Each entry must come back word for word; drop the images as you go.

:: Data for processing

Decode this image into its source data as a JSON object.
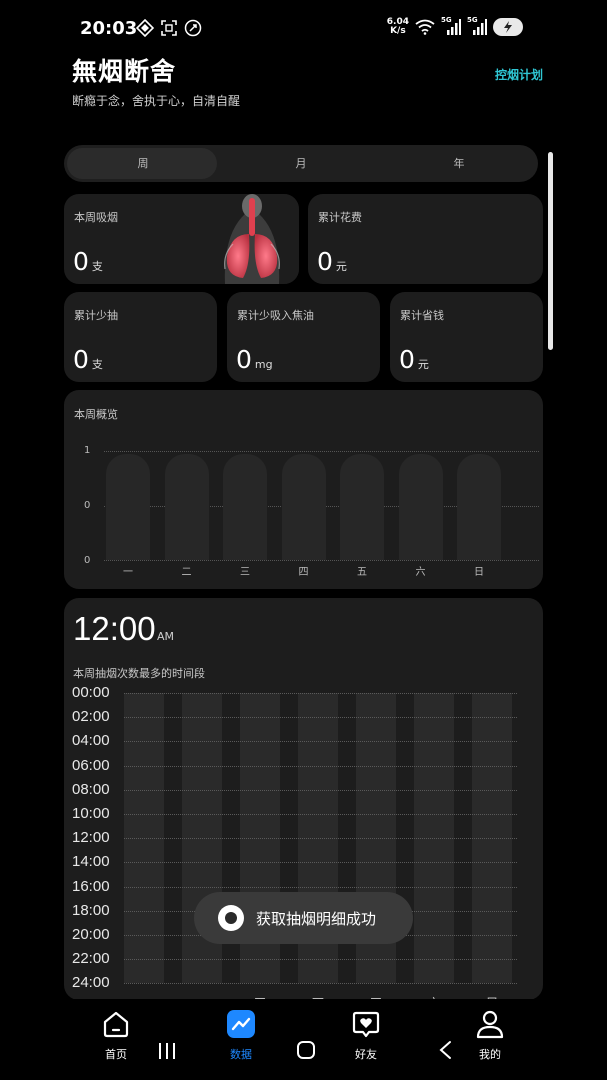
{
  "status_bar": {
    "time": "20:03",
    "speed_value": "6.04",
    "speed_unit": "K/s",
    "net1": "5G",
    "net2": "5G"
  },
  "header": {
    "title": "無烟断舍",
    "subtitle": "断瘾于念，舍执于心，自清自醒",
    "plan_link": "控烟计划"
  },
  "period_tabs": {
    "items": [
      "周",
      "月",
      "年"
    ],
    "selected": "周"
  },
  "stats": {
    "week_smoke": {
      "label": "本周吸烟",
      "value": "0",
      "unit": "支"
    },
    "total_cost": {
      "label": "累计花费",
      "value": "0",
      "unit": "元"
    },
    "less_smoked": {
      "label": "累计少抽",
      "value": "0",
      "unit": "支"
    },
    "less_tar": {
      "label": "累计少吸入焦油",
      "value": "0",
      "unit": "mg"
    },
    "money_saved": {
      "label": "累计省钱",
      "value": "0",
      "unit": "元"
    }
  },
  "chart_data": {
    "type": "bar",
    "title": "本周概览",
    "categories": [
      "一",
      "二",
      "三",
      "四",
      "五",
      "六",
      "日"
    ],
    "values": [
      0,
      0,
      0,
      0,
      0,
      0,
      0
    ],
    "y_ticks": [
      "1",
      "0",
      "0"
    ],
    "grid": true
  },
  "time_card": {
    "time": "12:00",
    "ampm": "AM",
    "subtitle": "本周抽烟次数最多的时间段",
    "hours": [
      "00:00",
      "02:00",
      "04:00",
      "06:00",
      "08:00",
      "10:00",
      "12:00",
      "14:00",
      "16:00",
      "18:00",
      "20:00",
      "22:00",
      "24:00"
    ],
    "days": [
      "一",
      "二",
      "三",
      "四",
      "五",
      "六",
      "日"
    ]
  },
  "toast": {
    "text": "获取抽烟明细成功"
  },
  "bottom_nav": {
    "items": [
      {
        "label": "首页",
        "icon": "home-icon"
      },
      {
        "label": "数据",
        "icon": "chart-icon"
      },
      {
        "label": "好友",
        "icon": "friends-icon"
      },
      {
        "label": "我的",
        "icon": "profile-icon"
      }
    ],
    "active": "数据"
  },
  "colors": {
    "accent": "#2fc6d3",
    "nav_active": "#1e88ff",
    "card_bg": "#1d1d1d"
  }
}
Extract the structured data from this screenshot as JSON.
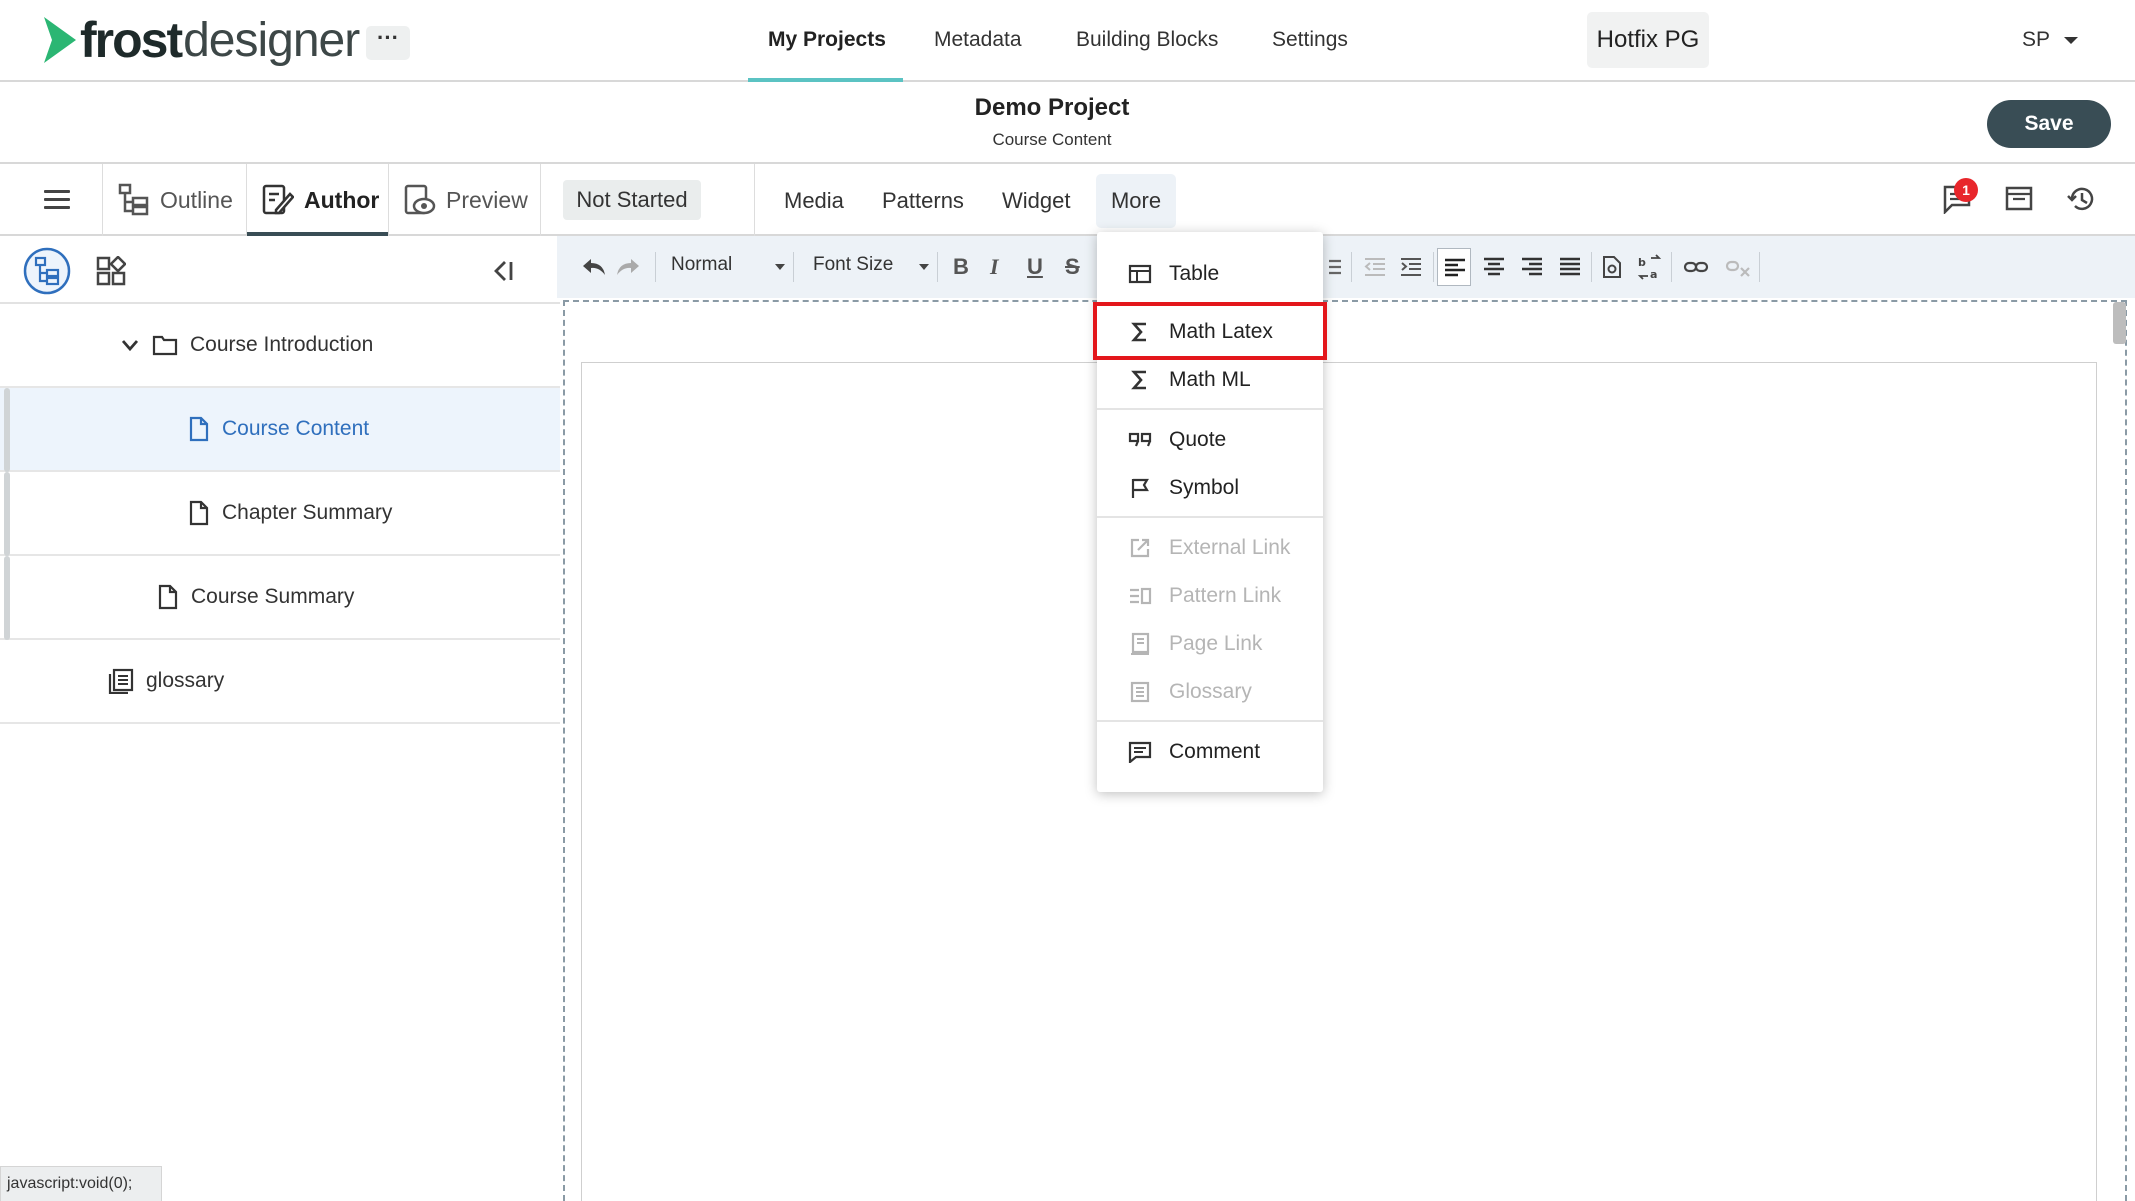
{
  "app": {
    "logo_frost": "frost",
    "logo_designer": "designer",
    "more_dots": "···"
  },
  "nav": {
    "items": [
      "My Projects",
      "Metadata",
      "Building Blocks",
      "Settings"
    ],
    "active": "My Projects",
    "workspace": "Hotfix PG",
    "user": "SP"
  },
  "project": {
    "title": "Demo Project",
    "subtitle": "Course Content",
    "save_label": "Save"
  },
  "modes": {
    "outline": "Outline",
    "author": "Author",
    "preview": "Preview",
    "status": "Not Started",
    "insert_items": [
      "Media",
      "Patterns",
      "Widget",
      "More"
    ],
    "notification_count": "1"
  },
  "sidebar": {
    "tree": [
      {
        "label": "Course Introduction",
        "type": "folder"
      },
      {
        "label": "Course Content",
        "type": "page",
        "selected": true
      },
      {
        "label": "Chapter Summary",
        "type": "page"
      },
      {
        "label": "Course Summary",
        "type": "page"
      },
      {
        "label": "glossary",
        "type": "glossary"
      }
    ]
  },
  "editor_toolbar": {
    "paragraph_style": "Normal",
    "font_size": "Font Size",
    "bold": "B",
    "italic": "I",
    "underline": "U",
    "strike": "S"
  },
  "more_menu": {
    "items": [
      {
        "label": "Table",
        "icon": "table-icon",
        "enabled": true
      },
      {
        "label": "Math Latex",
        "icon": "sigma-icon",
        "enabled": true,
        "highlighted": true
      },
      {
        "label": "Math ML",
        "icon": "sigma-icon",
        "enabled": true
      },
      {
        "label": "Quote",
        "icon": "quote-icon",
        "enabled": true
      },
      {
        "label": "Symbol",
        "icon": "flag-icon",
        "enabled": true
      },
      {
        "label": "External Link",
        "icon": "external-link-icon",
        "enabled": false
      },
      {
        "label": "Pattern Link",
        "icon": "pattern-link-icon",
        "enabled": false
      },
      {
        "label": "Page Link",
        "icon": "page-link-icon",
        "enabled": false
      },
      {
        "label": "Glossary",
        "icon": "glossary-icon",
        "enabled": false
      },
      {
        "label": "Comment",
        "icon": "comment-icon",
        "enabled": true
      }
    ],
    "highlight_color": "#e3161b"
  },
  "statusbar": {
    "text": "javascript:void(0);"
  },
  "colors": {
    "brand_green": "#2bb673",
    "save_button": "#394d55",
    "nav_active_underline": "#5bc3c3",
    "selected_row": "#edf4fc",
    "selected_text": "#2f6fbd"
  }
}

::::

■ **Expected answer**:
Decode this image into its source data as a JSON object.
{
  "status_bar": {
    "time": "20:03",
    "speed_value": "6.04",
    "speed_unit": "K/s",
    "net1": "5G",
    "net2": "5G"
  },
  "header": {
    "title": "無烟断舍",
    "subtitle": "断瘾于念，舍执于心，自清自醒",
    "plan_link": "控烟计划"
  },
  "period_tabs": {
    "items": [
      "周",
      "月",
      "年"
    ],
    "selected": "周"
  },
  "stats": {
    "week_smoke": {
      "label": "本周吸烟",
      "value": "0",
      "unit": "支"
    },
    "total_cost": {
      "label": "累计花费",
      "value": "0",
      "unit": "元"
    },
    "less_smoked": {
      "label": "累计少抽",
      "value": "0",
      "unit": "支"
    },
    "less_tar": {
      "label": "累计少吸入焦油",
      "value": "0",
      "unit": "mg"
    },
    "money_saved": {
      "label": "累计省钱",
      "value": "0",
      "unit": "元"
    }
  },
  "chart_data": {
    "type": "bar",
    "title": "本周概览",
    "categories": [
      "一",
      "二",
      "三",
      "四",
      "五",
      "六",
      "日"
    ],
    "values": [
      0,
      0,
      0,
      0,
      0,
      0,
      0
    ],
    "y_ticks": [
      "1",
      "0",
      "0"
    ],
    "grid": true
  },
  "time_card": {
    "time": "12:00",
    "ampm": "AM",
    "subtitle": "本周抽烟次数最多的时间段",
    "hours": [
      "00:00",
      "02:00",
      "04:00",
      "06:00",
      "08:00",
      "10:00",
      "12:00",
      "14:00",
      "16:00",
      "18:00",
      "20:00",
      "22:00",
      "24:00"
    ],
    "days": [
      "一",
      "二",
      "三",
      "四",
      "五",
      "六",
      "日"
    ]
  },
  "toast": {
    "text": "获取抽烟明细成功"
  },
  "bottom_nav": {
    "items": [
      {
        "label": "首页",
        "icon": "home-icon"
      },
      {
        "label": "数据",
        "icon": "chart-icon"
      },
      {
        "label": "好友",
        "icon": "friends-icon"
      },
      {
        "label": "我的",
        "icon": "profile-icon"
      }
    ],
    "active": "数据"
  },
  "colors": {
    "accent": "#2fc6d3",
    "nav_active": "#1e88ff",
    "card_bg": "#1d1d1d"
  }
}
Extract the structured data from this screenshot as JSON.
{
  "app": {
    "logo_frost": "frost",
    "logo_designer": "designer",
    "more_dots": "···"
  },
  "nav": {
    "items": [
      "My Projects",
      "Metadata",
      "Building Blocks",
      "Settings"
    ],
    "active": "My Projects",
    "workspace": "Hotfix PG",
    "user": "SP"
  },
  "project": {
    "title": "Demo Project",
    "subtitle": "Course Content",
    "save_label": "Save"
  },
  "modes": {
    "outline": "Outline",
    "author": "Author",
    "preview": "Preview",
    "status": "Not Started",
    "insert_items": [
      "Media",
      "Patterns",
      "Widget",
      "More"
    ],
    "notification_count": "1"
  },
  "sidebar": {
    "tree": [
      {
        "label": "Course Introduction",
        "type": "folder"
      },
      {
        "label": "Course Content",
        "type": "page",
        "selected": true
      },
      {
        "label": "Chapter Summary",
        "type": "page"
      },
      {
        "label": "Course Summary",
        "type": "page"
      },
      {
        "label": "glossary",
        "type": "glossary"
      }
    ]
  },
  "editor_toolbar": {
    "paragraph_style": "Normal",
    "font_size": "Font Size",
    "bold": "B",
    "italic": "I",
    "underline": "U",
    "strike": "S"
  },
  "more_menu": {
    "items": [
      {
        "label": "Table",
        "icon": "table-icon",
        "enabled": true
      },
      {
        "label": "Math Latex",
        "icon": "sigma-icon",
        "enabled": true,
        "highlighted": true
      },
      {
        "label": "Math ML",
        "icon": "sigma-icon",
        "enabled": true
      },
      {
        "label": "Quote",
        "icon": "quote-icon",
        "enabled": true
      },
      {
        "label": "Symbol",
        "icon": "flag-icon",
        "enabled": true
      },
      {
        "label": "External Link",
        "icon": "external-link-icon",
        "enabled": false
      },
      {
        "label": "Pattern Link",
        "icon": "pattern-link-icon",
        "enabled": false
      },
      {
        "label": "Page Link",
        "icon": "page-link-icon",
        "enabled": false
      },
      {
        "label": "Glossary",
        "icon": "glossary-icon",
        "enabled": false
      },
      {
        "label": "Comment",
        "icon": "comment-icon",
        "enabled": true
      }
    ],
    "highlight_color": "#e3161b"
  },
  "statusbar": {
    "text": "javascript:void(0);"
  },
  "colors": {
    "brand_green": "#2bb673",
    "save_button": "#394d55",
    "nav_active_underline": "#5bc3c3",
    "selected_row": "#edf4fc",
    "selected_text": "#2f6fbd"
  }
}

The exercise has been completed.